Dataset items
'''
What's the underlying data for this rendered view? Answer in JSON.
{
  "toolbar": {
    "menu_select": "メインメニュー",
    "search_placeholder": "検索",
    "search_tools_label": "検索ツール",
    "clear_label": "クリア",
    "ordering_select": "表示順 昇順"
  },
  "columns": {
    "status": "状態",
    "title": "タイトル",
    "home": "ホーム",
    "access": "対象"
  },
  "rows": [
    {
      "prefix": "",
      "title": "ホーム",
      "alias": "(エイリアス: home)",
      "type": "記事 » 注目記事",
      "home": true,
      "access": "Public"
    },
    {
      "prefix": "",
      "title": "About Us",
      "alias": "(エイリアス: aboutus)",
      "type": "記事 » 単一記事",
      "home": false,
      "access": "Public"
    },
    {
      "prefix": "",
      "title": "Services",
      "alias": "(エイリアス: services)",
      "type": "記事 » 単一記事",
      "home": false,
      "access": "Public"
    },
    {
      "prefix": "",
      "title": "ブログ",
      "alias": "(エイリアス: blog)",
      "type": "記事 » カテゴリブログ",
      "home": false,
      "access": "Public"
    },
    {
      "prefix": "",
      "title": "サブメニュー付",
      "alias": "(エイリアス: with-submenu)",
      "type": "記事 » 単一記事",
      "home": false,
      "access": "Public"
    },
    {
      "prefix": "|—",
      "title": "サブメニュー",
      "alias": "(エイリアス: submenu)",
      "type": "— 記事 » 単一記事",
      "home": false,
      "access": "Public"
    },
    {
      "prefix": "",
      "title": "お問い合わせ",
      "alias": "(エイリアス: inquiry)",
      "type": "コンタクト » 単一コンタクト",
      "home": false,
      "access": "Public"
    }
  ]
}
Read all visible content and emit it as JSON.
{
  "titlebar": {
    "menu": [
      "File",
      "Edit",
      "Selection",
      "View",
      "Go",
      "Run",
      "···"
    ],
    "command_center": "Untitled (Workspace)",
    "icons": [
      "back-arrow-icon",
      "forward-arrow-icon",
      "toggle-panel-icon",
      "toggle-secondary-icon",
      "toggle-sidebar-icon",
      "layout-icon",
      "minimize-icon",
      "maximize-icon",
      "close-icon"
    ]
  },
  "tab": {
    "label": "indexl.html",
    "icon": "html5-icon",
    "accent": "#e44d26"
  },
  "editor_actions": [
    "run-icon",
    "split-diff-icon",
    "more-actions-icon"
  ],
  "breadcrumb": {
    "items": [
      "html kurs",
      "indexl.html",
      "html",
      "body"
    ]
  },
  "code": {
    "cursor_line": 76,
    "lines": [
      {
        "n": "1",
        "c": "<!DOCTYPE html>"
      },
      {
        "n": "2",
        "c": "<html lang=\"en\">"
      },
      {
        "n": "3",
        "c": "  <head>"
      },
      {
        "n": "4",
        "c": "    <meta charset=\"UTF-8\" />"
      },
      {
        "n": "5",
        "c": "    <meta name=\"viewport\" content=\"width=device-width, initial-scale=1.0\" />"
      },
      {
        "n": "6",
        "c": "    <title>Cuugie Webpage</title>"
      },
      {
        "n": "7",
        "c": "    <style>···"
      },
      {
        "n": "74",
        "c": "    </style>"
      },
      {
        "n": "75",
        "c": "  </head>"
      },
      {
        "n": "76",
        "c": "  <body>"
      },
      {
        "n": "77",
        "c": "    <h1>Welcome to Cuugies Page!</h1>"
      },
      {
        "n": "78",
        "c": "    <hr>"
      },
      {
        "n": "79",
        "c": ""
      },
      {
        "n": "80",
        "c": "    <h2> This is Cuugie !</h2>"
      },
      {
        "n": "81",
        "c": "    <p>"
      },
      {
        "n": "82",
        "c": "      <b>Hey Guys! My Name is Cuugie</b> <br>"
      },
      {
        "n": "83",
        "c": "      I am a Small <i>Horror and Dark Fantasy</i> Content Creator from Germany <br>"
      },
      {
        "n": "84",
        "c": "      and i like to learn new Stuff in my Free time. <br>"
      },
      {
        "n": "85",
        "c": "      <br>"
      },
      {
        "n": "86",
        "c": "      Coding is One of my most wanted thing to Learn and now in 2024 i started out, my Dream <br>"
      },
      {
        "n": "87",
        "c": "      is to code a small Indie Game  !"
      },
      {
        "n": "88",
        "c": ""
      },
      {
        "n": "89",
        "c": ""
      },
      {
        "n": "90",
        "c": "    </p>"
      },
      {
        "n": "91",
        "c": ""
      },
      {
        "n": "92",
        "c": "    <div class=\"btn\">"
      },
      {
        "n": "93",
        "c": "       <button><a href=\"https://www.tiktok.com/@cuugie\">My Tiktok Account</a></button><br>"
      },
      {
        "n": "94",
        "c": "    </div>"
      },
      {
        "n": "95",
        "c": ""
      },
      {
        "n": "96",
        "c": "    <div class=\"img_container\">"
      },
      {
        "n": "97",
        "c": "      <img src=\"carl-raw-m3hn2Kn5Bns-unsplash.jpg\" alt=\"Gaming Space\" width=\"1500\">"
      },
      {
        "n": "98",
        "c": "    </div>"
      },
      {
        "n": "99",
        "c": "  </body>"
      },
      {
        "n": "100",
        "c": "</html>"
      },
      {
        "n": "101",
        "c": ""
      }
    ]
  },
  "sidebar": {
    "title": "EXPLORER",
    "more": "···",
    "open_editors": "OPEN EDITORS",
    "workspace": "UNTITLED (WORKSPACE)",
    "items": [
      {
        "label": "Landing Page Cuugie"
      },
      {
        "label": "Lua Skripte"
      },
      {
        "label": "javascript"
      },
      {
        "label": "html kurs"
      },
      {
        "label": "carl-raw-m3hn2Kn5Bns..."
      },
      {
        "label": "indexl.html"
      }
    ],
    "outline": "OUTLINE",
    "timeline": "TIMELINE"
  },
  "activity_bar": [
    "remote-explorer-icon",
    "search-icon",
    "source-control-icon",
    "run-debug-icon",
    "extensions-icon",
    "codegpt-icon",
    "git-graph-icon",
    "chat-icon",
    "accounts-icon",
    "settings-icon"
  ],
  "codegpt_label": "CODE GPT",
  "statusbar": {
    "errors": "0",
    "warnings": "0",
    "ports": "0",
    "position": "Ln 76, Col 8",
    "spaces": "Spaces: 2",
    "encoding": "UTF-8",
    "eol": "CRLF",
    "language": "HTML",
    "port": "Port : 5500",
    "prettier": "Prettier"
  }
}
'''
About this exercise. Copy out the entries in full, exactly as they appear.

Answer for the task.
What's the underlying data for this rendered view? Answer in JSON.
{
  "toolbar": {
    "menu_select": "メインメニュー",
    "search_placeholder": "検索",
    "search_tools_label": "検索ツール",
    "clear_label": "クリア",
    "ordering_select": "表示順 昇順"
  },
  "columns": {
    "status": "状態",
    "title": "タイトル",
    "home": "ホーム",
    "access": "対象"
  },
  "rows": [
    {
      "prefix": "",
      "title": "ホーム",
      "alias": "(エイリアス: home)",
      "type": "記事 » 注目記事",
      "home": true,
      "access": "Public"
    },
    {
      "prefix": "",
      "title": "About Us",
      "alias": "(エイリアス: aboutus)",
      "type": "記事 » 単一記事",
      "home": false,
      "access": "Public"
    },
    {
      "prefix": "",
      "title": "Services",
      "alias": "(エイリアス: services)",
      "type": "記事 » 単一記事",
      "home": false,
      "access": "Public"
    },
    {
      "prefix": "",
      "title": "ブログ",
      "alias": "(エイリアス: blog)",
      "type": "記事 » カテゴリブログ",
      "home": false,
      "access": "Public"
    },
    {
      "prefix": "",
      "title": "サブメニュー付",
      "alias": "(エイリアス: with-submenu)",
      "type": "記事 » 単一記事",
      "home": false,
      "access": "Public"
    },
    {
      "prefix": "|—",
      "title": "サブメニュー",
      "alias": "(エイリアス: submenu)",
      "type": "— 記事 » 単一記事",
      "home": false,
      "access": "Public"
    },
    {
      "prefix": "",
      "title": "お問い合わせ",
      "alias": "(エイリアス: inquiry)",
      "type": "コンタクト » 単一コンタクト",
      "home": false,
      "access": "Public"
    }
  ]
}
Read all visible content and emit it as JSON.
{
  "titlebar": {
    "menu": [
      "File",
      "Edit",
      "Selection",
      "View",
      "Go",
      "Run",
      "···"
    ],
    "command_center": "Untitled (Workspace)",
    "icons": [
      "back-arrow-icon",
      "forward-arrow-icon",
      "toggle-panel-icon",
      "toggle-secondary-icon",
      "toggle-sidebar-icon",
      "layout-icon",
      "minimize-icon",
      "maximize-icon",
      "close-icon"
    ]
  },
  "tab": {
    "label": "indexl.html",
    "icon": "html5-icon",
    "accent": "#e44d26"
  },
  "editor_actions": [
    "run-icon",
    "split-diff-icon",
    "more-actions-icon"
  ],
  "breadcrumb": {
    "items": [
      "html kurs",
      "indexl.html",
      "html",
      "body"
    ]
  },
  "code": {
    "cursor_line": 76,
    "lines": [
      {
        "n": "1",
        "c": "<!DOCTYPE html>"
      },
      {
        "n": "2",
        "c": "<html lang=\"en\">"
      },
      {
        "n": "3",
        "c": "  <head>"
      },
      {
        "n": "4",
        "c": "    <meta charset=\"UTF-8\" />"
      },
      {
        "n": "5",
        "c": "    <meta name=\"viewport\" content=\"width=device-width, initial-scale=1.0\" />"
      },
      {
        "n": "6",
        "c": "    <title>Cuugie Webpage</title>"
      },
      {
        "n": "7",
        "c": "    <style>···"
      },
      {
        "n": "74",
        "c": "    </style>"
      },
      {
        "n": "75",
        "c": "  </head>"
      },
      {
        "n": "76",
        "c": "  <body>"
      },
      {
        "n": "77",
        "c": "    <h1>Welcome to Cuugies Page!</h1>"
      },
      {
        "n": "78",
        "c": "    <hr>"
      },
      {
        "n": "79",
        "c": ""
      },
      {
        "n": "80",
        "c": "    <h2> This is Cuugie !</h2>"
      },
      {
        "n": "81",
        "c": "    <p>"
      },
      {
        "n": "82",
        "c": "      <b>Hey Guys! My Name is Cuugie</b> <br>"
      },
      {
        "n": "83",
        "c": "      I am a Small <i>Horror and Dark Fantasy</i> Content Creator from Germany <br>"
      },
      {
        "n": "84",
        "c": "      and i like to learn new Stuff in my Free time. <br>"
      },
      {
        "n": "85",
        "c": "      <br>"
      },
      {
        "n": "86",
        "c": "      Coding is One of my most wanted thing to Learn and now in 2024 i started out, my Dream <br>"
      },
      {
        "n": "87",
        "c": "      is to code a small Indie Game  !"
      },
      {
        "n": "88",
        "c": ""
      },
      {
        "n": "89",
        "c": ""
      },
      {
        "n": "90",
        "c": "    </p>"
      },
      {
        "n": "91",
        "c": ""
      },
      {
        "n": "92",
        "c": "    <div class=\"btn\">"
      },
      {
        "n": "93",
        "c": "       <button><a href=\"https://www.tiktok.com/@cuugie\">My Tiktok Account</a></button><br>"
      },
      {
        "n": "94",
        "c": "    </div>"
      },
      {
        "n": "95",
        "c": ""
      },
      {
        "n": "96",
        "c": "    <div class=\"img_container\">"
      },
      {
        "n": "97",
        "c": "      <img src=\"carl-raw-m3hn2Kn5Bns-unsplash.jpg\" alt=\"Gaming Space\" width=\"1500\">"
      },
      {
        "n": "98",
        "c": "    </div>"
      },
      {
        "n": "99",
        "c": "  </body>"
      },
      {
        "n": "100",
        "c": "</html>"
      },
      {
        "n": "101",
        "c": ""
      }
    ]
  },
  "sidebar": {
    "title": "EXPLORER",
    "more": "···",
    "open_editors": "OPEN EDITORS",
    "workspace": "UNTITLED (WORKSPACE)",
    "items": [
      {
        "label": "Landing Page Cuugie"
      },
      {
        "label": "Lua Skripte"
      },
      {
        "label": "javascript"
      },
      {
        "label": "html kurs"
      },
      {
        "label": "carl-raw-m3hn2Kn5Bns..."
      },
      {
        "label": "indexl.html"
      }
    ],
    "outline": "OUTLINE",
    "timeline": "TIMELINE"
  },
  "activity_bar": [
    "remote-explorer-icon",
    "search-icon",
    "source-control-icon",
    "run-debug-icon",
    "extensions-icon",
    "codegpt-icon",
    "git-graph-icon",
    "chat-icon",
    "accounts-icon",
    "settings-icon"
  ],
  "codegpt_label": "CODE GPT",
  "statusbar": {
    "errors": "0",
    "warnings": "0",
    "ports": "0",
    "position": "Ln 76, Col 8",
    "spaces": "Spaces: 2",
    "encoding": "UTF-8",
    "eol": "CRLF",
    "language": "HTML",
    "port": "Port : 5500",
    "prettier": "Prettier"
  }
}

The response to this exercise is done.